■ Listed entries:

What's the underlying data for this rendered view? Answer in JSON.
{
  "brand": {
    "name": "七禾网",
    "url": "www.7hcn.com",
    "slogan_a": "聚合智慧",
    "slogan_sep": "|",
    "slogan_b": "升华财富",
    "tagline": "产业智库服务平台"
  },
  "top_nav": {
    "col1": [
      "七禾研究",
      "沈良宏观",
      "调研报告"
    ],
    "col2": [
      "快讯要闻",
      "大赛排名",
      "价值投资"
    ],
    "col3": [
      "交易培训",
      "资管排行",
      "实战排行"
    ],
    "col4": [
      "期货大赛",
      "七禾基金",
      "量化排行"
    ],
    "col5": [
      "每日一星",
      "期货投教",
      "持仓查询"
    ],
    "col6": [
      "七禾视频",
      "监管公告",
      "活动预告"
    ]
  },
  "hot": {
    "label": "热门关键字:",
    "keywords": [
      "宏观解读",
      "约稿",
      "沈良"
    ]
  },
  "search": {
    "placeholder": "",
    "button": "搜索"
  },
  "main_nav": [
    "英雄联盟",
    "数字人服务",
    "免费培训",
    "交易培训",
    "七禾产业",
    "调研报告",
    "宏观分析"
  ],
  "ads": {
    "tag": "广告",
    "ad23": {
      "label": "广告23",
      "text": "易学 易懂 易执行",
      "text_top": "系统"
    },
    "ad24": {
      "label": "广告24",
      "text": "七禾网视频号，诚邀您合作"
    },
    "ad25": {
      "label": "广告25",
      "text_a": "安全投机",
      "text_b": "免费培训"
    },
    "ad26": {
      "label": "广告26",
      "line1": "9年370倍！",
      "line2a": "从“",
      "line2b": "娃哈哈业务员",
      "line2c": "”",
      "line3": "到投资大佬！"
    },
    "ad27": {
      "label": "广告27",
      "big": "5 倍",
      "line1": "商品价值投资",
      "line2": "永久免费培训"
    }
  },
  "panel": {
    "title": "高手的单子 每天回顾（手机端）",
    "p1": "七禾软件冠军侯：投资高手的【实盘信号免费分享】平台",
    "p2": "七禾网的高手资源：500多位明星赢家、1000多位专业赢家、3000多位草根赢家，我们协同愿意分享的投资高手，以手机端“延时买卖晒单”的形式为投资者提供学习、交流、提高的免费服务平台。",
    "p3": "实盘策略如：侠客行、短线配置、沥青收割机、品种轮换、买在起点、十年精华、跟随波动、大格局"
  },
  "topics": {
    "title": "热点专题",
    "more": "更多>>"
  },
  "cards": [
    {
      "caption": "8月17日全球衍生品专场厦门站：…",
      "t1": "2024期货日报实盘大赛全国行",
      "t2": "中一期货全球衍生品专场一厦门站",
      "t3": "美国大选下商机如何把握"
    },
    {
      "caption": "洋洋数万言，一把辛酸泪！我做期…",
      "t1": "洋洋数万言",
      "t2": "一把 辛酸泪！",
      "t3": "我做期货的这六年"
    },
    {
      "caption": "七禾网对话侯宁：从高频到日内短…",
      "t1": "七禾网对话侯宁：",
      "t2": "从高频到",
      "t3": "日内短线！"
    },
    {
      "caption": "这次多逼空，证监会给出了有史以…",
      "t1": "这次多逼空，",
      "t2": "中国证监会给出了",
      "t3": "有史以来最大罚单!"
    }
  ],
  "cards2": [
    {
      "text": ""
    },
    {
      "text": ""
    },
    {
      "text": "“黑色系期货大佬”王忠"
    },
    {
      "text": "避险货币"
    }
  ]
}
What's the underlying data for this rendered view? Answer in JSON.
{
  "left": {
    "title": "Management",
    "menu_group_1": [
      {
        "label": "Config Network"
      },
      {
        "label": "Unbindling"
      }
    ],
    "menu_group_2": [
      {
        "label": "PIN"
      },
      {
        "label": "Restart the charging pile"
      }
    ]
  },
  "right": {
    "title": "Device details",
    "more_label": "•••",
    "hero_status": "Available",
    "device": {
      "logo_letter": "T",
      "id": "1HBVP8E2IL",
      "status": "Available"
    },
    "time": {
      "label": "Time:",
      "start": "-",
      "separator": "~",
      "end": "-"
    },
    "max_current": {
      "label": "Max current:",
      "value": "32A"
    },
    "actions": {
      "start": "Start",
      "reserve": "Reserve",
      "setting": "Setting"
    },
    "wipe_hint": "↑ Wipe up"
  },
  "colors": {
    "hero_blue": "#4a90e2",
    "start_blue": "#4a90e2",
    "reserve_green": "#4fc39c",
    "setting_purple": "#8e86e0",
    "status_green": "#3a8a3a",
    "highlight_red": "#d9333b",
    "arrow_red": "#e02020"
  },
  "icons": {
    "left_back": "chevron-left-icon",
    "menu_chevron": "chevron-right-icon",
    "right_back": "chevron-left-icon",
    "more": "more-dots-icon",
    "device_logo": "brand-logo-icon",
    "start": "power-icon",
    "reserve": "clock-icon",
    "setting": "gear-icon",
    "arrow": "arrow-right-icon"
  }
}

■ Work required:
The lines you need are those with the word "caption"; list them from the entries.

■ Response:
      "caption": "8月17日全球衍生品专场厦门站：…",
      "caption": "洋洋数万言，一把辛酸泪！我做期…",
      "caption": "七禾网对话侯宁：从高频到日内短…",
      "caption": "这次多逼空，证监会给出了有史以…",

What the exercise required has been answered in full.